I recently had a patient ask me, "What is your approach to weight loss?". To this I responded, "I do my best to help people isolate their individual drivers of weight gain." Whenever I give this response, I am hoping that the person across from me smiles and says, "yes, that's what we need!", but instead what I usually get is a blank stare as a response.
Gina Kolata of The New York Times recently wrote a great article on the topic of treatments for obesity, highlighting the fact there is no single treatment that works for everyone. I think that most people intuitively know this based on their personal experiences. After all, many of us have a friend who has lost weight with a certain type of diet and yet that same diet has not worked for their friends. Trial and error certainly plays a part in discovering what approach will work for you, but I don't think it has to be all trial and error, and this is where a good obesity care professional can be of assistance. Medications, finances, current state of health, an understanding of how to balance energy, learning new behavioural 'tricks', knowing what foods you will enjoy long term, balancing moods, or improving stress management skills are all potential areas that a professional could help isolate and 'fast track' you toward your long term success.
I think its high time we started discussing some of these causes of obesity as a society, especially our food environment and access to physical activity spaces, and perhaps once we do this I won't be getting the blank stare as a response to the question, "how do you approach treatment for the obese patient". I couldn't help but notice some of the comments to this article from readers who are reverting to the same old 'will power arguement', blaming and shaming obese patients for the bad choices they must be making. Its very easy to judge obese patients when you aren't one, and I think everyone needs to step back and realize that the personal responsibility argument is a very small fraction of the puzzle, and the drivers are more complex than any of us can imagine at this stage.

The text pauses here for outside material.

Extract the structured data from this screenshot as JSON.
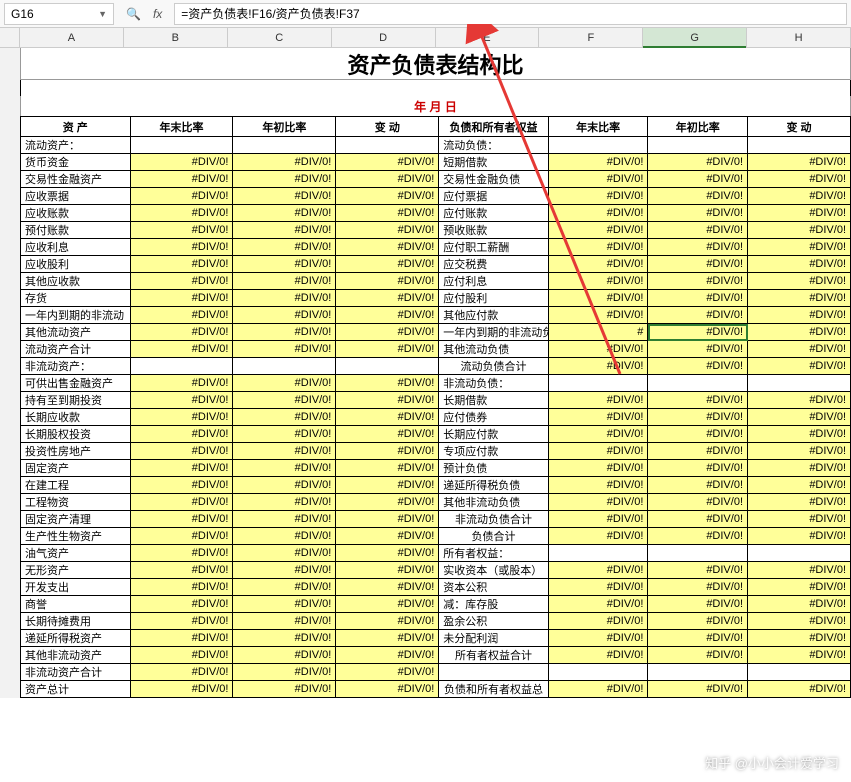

Only then can we move forward and help each other manage our weight and our health better.